Franz's artistic career has been compared to that of Chopin, as he achieved all of his fame in one field of composition. He was, as Louis C. Elson expresses it, " the legitimate successor of Schubert and Schumann in the field of German song." Like Schubert he is said to have been inspired by love to write his songs, and next to Schubert in the opinion of most critics and musicians he is the most original of the German songwriters. He was a specialist in the field of art-song. He wrote nothing that was not of permanent value. Every love song was as dignified, as stately and as beautiful as the Protestant chorals of the time of Luther or of Bach. W. F. Apthorp said of him in his Musicians and Music Lovers: "Franz stood entirely and utterly alone and companionless, and to find a parallel to the spirit that breathes through his songs, one must go back to the old Elizabethan love-poetry nothing else in our own day has their peculiar aroma." He wrote two hundred and fifty-seven songs for single voice, with piano accompaniment, each a gem in its way.  Of these songs fifty rank as masterpieces. Musicians have deplored his never having entered the field of oratorio, believing his knowledge, taste and deep religious feeling would have combined to make him the proper one to uphold a school of composition that, until the advent in recent years of Sir Edward Elgar, had almost passed away. Franz, himself, once explained his sending forth only songs and small works by saying, that there was no room for the large forms after Beethoven. Many of his compositions are set to the poems of Robert Burns. Heine, the German poet, also furnished him the theme for some of his best lyrics. Some of his songs were copied two, three and even four times before they satisfied him. Many are in sets of six and twelve, some with piano accompaniments and some without. All of the former are noted for their intricate and difficult accompaniment.

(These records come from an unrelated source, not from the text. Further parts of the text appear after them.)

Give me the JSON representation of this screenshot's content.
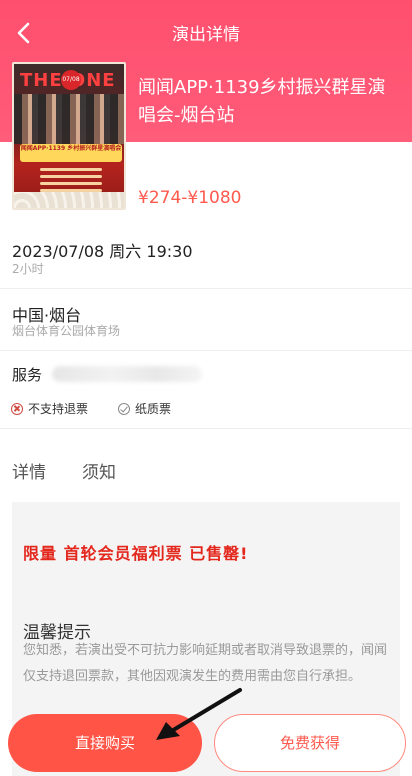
{
  "nav": {
    "title": "演出详情",
    "back_icon": "chevron-left-icon"
  },
  "event": {
    "title": "闻闻APP·1139乡村振兴群星演唱会-烟台站",
    "price_range": "¥274-¥1080",
    "poster": {
      "headline": "THE ONE",
      "date_badge": "07/08",
      "band_text": "闻闻APP·1139 乡村振兴群星演唱会"
    }
  },
  "schedule": {
    "datetime": "2023/07/08 周六 19:30",
    "duration": "2小时"
  },
  "venue": {
    "city": "中国·烟台",
    "name": "烟台体育公园体育场"
  },
  "service": {
    "label": "服务"
  },
  "tags": [
    {
      "label": "不支持退票",
      "icon": "x-circle-icon"
    },
    {
      "label": "纸质票",
      "icon": "check-circle-icon"
    }
  ],
  "tabs": [
    {
      "label": "详情"
    },
    {
      "label": "须知"
    }
  ],
  "content": {
    "promo": "限量 首轮会员福利票 已售罄!",
    "notice_title": "温馨提示",
    "notice_body": "您知悉，若演出受不可抗力影响延期或者取消导致退票的，闻闻仅支持退回票款，其他因观演发生的费用需由您自行承担。"
  },
  "actions": {
    "buy_label": "直接购买",
    "free_label": "免费获得"
  },
  "colors": {
    "header": "#ff4f6e",
    "accent": "#ff5446",
    "promo": "#e3271d"
  }
}
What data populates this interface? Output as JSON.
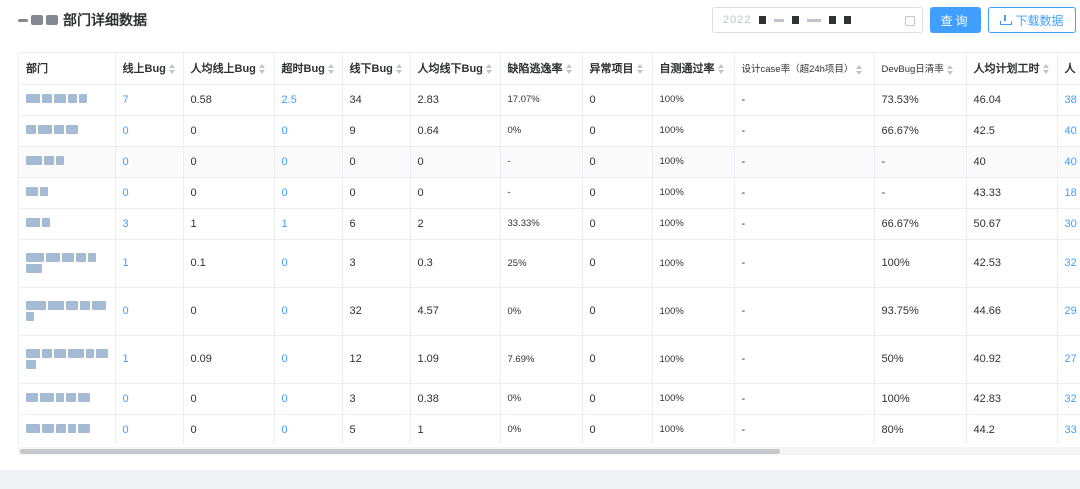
{
  "header": {
    "title": "部门详细数据",
    "date_picker": {
      "value": "2022"
    },
    "query_label": "查询",
    "download_label": "下载数据"
  },
  "table": {
    "columns": [
      "部门",
      "线上Bug",
      "人均线上Bug",
      "超时Bug",
      "线下Bug",
      "人均线下Bug",
      "缺陷逃逸率",
      "异常项目",
      "自测通过率",
      "设计case率（超24h项目）",
      "DevBug日清率",
      "人均计划工时",
      "人"
    ],
    "rows": [
      [
        "7",
        "0.58",
        "2.5",
        "34",
        "2.83",
        "17.07%",
        "0",
        "100%",
        "-",
        "73.53%",
        "46.04",
        "38"
      ],
      [
        "0",
        "0",
        "0",
        "9",
        "0.64",
        "0%",
        "0",
        "100%",
        "-",
        "66.67%",
        "42.5",
        "40"
      ],
      [
        "0",
        "0",
        "0",
        "0",
        "0",
        "-",
        "0",
        "100%",
        "-",
        "-",
        "40",
        "40"
      ],
      [
        "0",
        "0",
        "0",
        "0",
        "0",
        "-",
        "0",
        "100%",
        "-",
        "-",
        "43.33",
        "18"
      ],
      [
        "3",
        "1",
        "1",
        "6",
        "2",
        "33.33%",
        "0",
        "100%",
        "-",
        "66.67%",
        "50.67",
        "30"
      ],
      [
        "1",
        "0.1",
        "0",
        "3",
        "0.3",
        "25%",
        "0",
        "100%",
        "-",
        "100%",
        "42.53",
        "32"
      ],
      [
        "0",
        "0",
        "0",
        "32",
        "4.57",
        "0%",
        "0",
        "100%",
        "-",
        "93.75%",
        "44.66",
        "29"
      ],
      [
        "1",
        "0.09",
        "0",
        "12",
        "1.09",
        "7.69%",
        "0",
        "100%",
        "-",
        "50%",
        "40.92",
        "27"
      ],
      [
        "0",
        "0",
        "0",
        "3",
        "0.38",
        "0%",
        "0",
        "100%",
        "-",
        "100%",
        "42.83",
        "32"
      ],
      [
        "0",
        "0",
        "0",
        "5",
        "1",
        "0%",
        "0",
        "100%",
        "-",
        "80%",
        "44.2",
        "33"
      ]
    ]
  },
  "colors": {
    "primary": "#409eff",
    "text": "#303133",
    "border": "#ebeef5"
  }
}
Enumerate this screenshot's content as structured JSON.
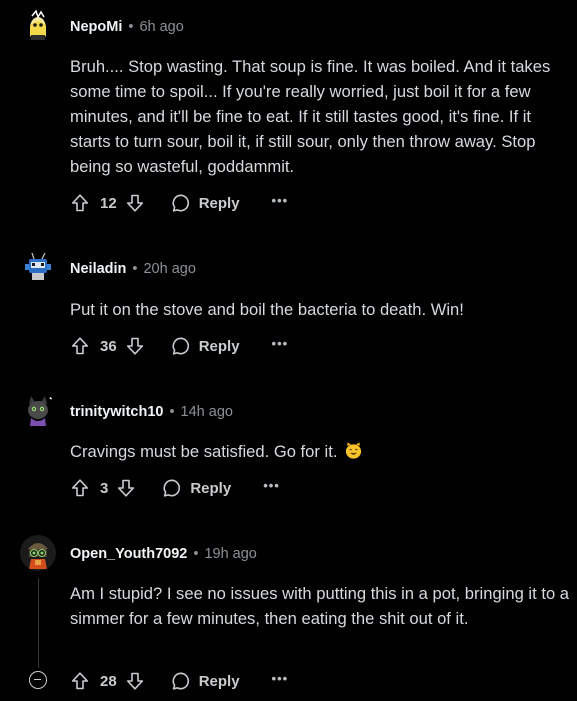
{
  "colors": {
    "background": "#000000",
    "text": "#d7dadc",
    "muted": "#8b9196",
    "username": "#f2f4f5"
  },
  "comments": [
    {
      "username": "NepoMi",
      "separator": "•",
      "time": "6h ago",
      "avatar_icon": "snoo-avatar-yellow-icon",
      "body": "Bruh.... Stop wasting. That soup is fine. It was boiled. And it takes some time to spoil... If you're really worried, just boil it for a few minutes, and it'll be fine to eat. If it still tastes good, it's fine. If it starts to turn sour, boil it, if still sour, only then throw away. Stop being so wasteful, goddammit.",
      "score": "12",
      "reply_label": "Reply",
      "more_label": "•••"
    },
    {
      "username": "Neiladin",
      "separator": "•",
      "time": "20h ago",
      "avatar_icon": "robot-avatar-icon",
      "body": "Put it on the stove and boil the bacteria to death. Win!",
      "score": "36",
      "reply_label": "Reply",
      "more_label": "•••"
    },
    {
      "username": "trinitywitch10",
      "separator": "•",
      "time": "14h ago",
      "avatar_icon": "cat-avatar-icon",
      "body": "Cravings must be satisfied. Go for it.",
      "emoji": "smiling-cat-emoji-icon",
      "score": "3",
      "reply_label": "Reply",
      "more_label": "•••"
    },
    {
      "username": "Open_Youth7092",
      "separator": "•",
      "time": "19h ago",
      "avatar_icon": "goggles-avatar-icon",
      "body": "Am I stupid? I see no issues with putting this in a pot, bringing it to a simmer for a few minutes, then eating the shit out of it.",
      "score": "28",
      "reply_label": "Reply",
      "more_label": "•••"
    }
  ]
}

In his book on German Song and German Song Writers, Mr. Elson has selected for special description several songs, among them My Love is Here; Abends; an Ave Maria, which he describes as a " tone-picture of religious exaltation," the folk-songs, The Thorn-Bush; My Mother Loves Me Not; Rosemary; In Autumn; The Lotusblume and the May Song. Of these he wrote: " Franz has sung of love, of spring, of bright green woods, of dreamy or tempestuous seas, of night, of grief, of death and to these subjects his work has given a subtle charm . . . In almost all of his songs he has held to the simplicity of the older school. . . . And it is to be regretted that no symphony has ever sprung from his pen. . . . All his songs have something of the divine spark and the larger number of them are master works."

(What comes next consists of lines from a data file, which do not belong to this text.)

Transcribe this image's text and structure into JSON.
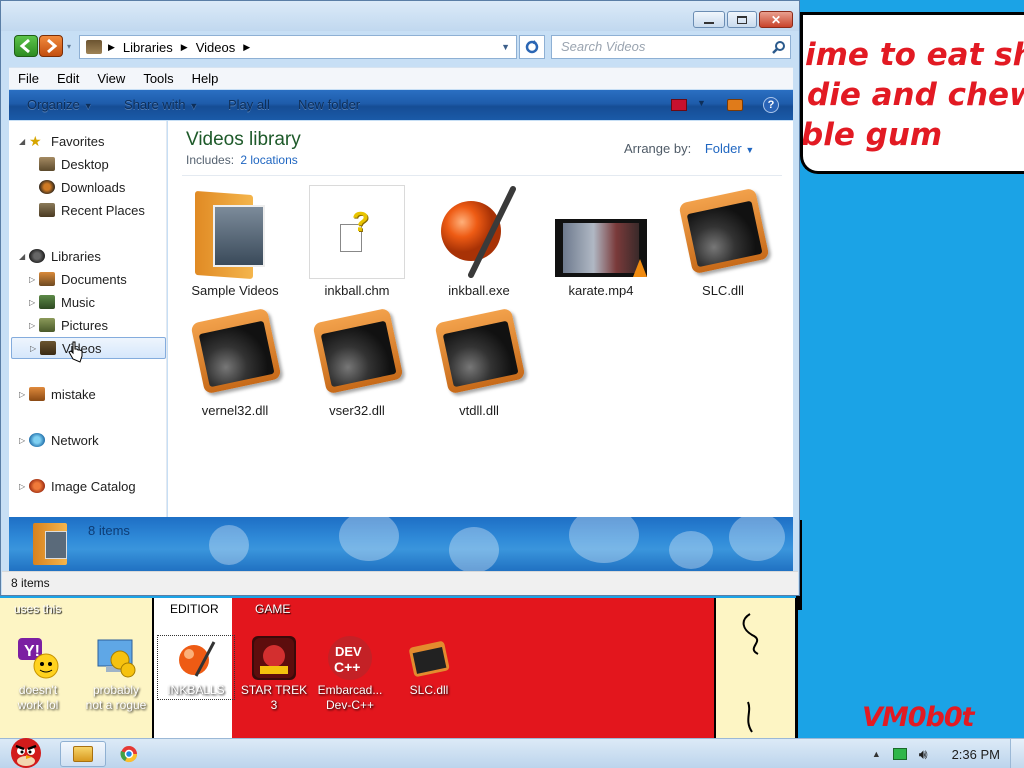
{
  "window": {
    "address_segments": [
      "Libraries",
      "Videos"
    ],
    "search_placeholder": "Search Videos",
    "menu": [
      "File",
      "Edit",
      "View",
      "Tools",
      "Help"
    ],
    "toolbar": {
      "organize": "Organize",
      "share_with": "Share with",
      "play_all": "Play all",
      "new_folder": "New folder"
    }
  },
  "navpane": {
    "favorites": "Favorites",
    "desktop": "Desktop",
    "downloads": "Downloads",
    "recent_places": "Recent Places",
    "libraries": "Libraries",
    "documents": "Documents",
    "music": "Music",
    "pictures": "Pictures",
    "videos": "Videos",
    "mistake": "mistake",
    "network": "Network",
    "image_catalog": "Image Catalog"
  },
  "content": {
    "title": "Videos library",
    "includes_label": "Includes:",
    "includes_link": "2 locations",
    "arrange_label": "Arrange by:",
    "arrange_value": "Folder",
    "files": [
      {
        "name": "Sample Videos",
        "icon": "folder-icon"
      },
      {
        "name": "inkball.chm",
        "icon": "help-file-icon"
      },
      {
        "name": "inkball.exe",
        "icon": "inkball-icon"
      },
      {
        "name": "karate.mp4",
        "icon": "video-icon"
      },
      {
        "name": "SLC.dll",
        "icon": "dll-icon"
      },
      {
        "name": "vernel32.dll",
        "icon": "dll-icon"
      },
      {
        "name": "vser32.dll",
        "icon": "dll-icon"
      },
      {
        "name": "vtdll.dll",
        "icon": "dll-icon"
      }
    ]
  },
  "details_count": "8 items",
  "status_text": "8 items",
  "desktop": {
    "note_lines": [
      "ime to eat shit",
      "die and chew",
      "ble gum"
    ],
    "label_uses_this": "uses this",
    "label_editor": "EDITIOR",
    "label_game": "GAME",
    "signature": "VM0b0t",
    "icons": [
      {
        "label1": "doesn't",
        "label2": "work lol"
      },
      {
        "label1": "probably",
        "label2": "not a rogue"
      },
      {
        "label1": "INKBALLS",
        "label2": ""
      },
      {
        "label1": "STAR TREK",
        "label2": "3"
      },
      {
        "label1": "Embarcad...",
        "label2": "Dev-C++"
      },
      {
        "label1": "SLC.dll",
        "label2": ""
      }
    ]
  },
  "taskbar": {
    "clock": "2:36 PM"
  }
}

Franz's works include besides his songs, much piano-music; the 117th Psalm; a kyrie for choir (liturgy); six chorales; four part-songs for mixed voices; ten cantatas; besides his additional accompaniments to the works of the old masters. The complete and revised version of Handel's Messiah with its added accompaniments by Franz was given for the first time by the Handel and Haydn Society of Boston and was also used at the Birmingham Festival of 1885.

Franz was a man of strong feelings and liked or disliked musicians vehemently. For instance, he had a strong antipathy to   Wagner's music, but he was most just, and always open to reasoning. Inspired by enthusiasm, after witnessing one of Wagner's music-dramas, he dedicated a book of songs to the composer of Tristan. Wagner himself once said that he would never forget that Franz was, after Liszt, the first musician who had done him justice.

Franz is of particular interest to Americans, for it was here that his genius was first recognized and his songs most frequently heard, due primarily to the missionary spirit of Otto Dresel, of Boston, who was his most devoted friend, his best critic and his staunchest and most ardent admirer and advocate. Franz was always deeply grateful to America and Americans for the help extended to him from his admirers in this country during his time of need, and he never tired of expressing his appreciation and gratitude, and his indebtedness. His works are perhaps too scholarly and stately for general appreciation. He gravitated too much toward the times of Bach, the mediaeval choral and the folk-song to win the appreciation of the general public, but nevertheless his songs are most melodious.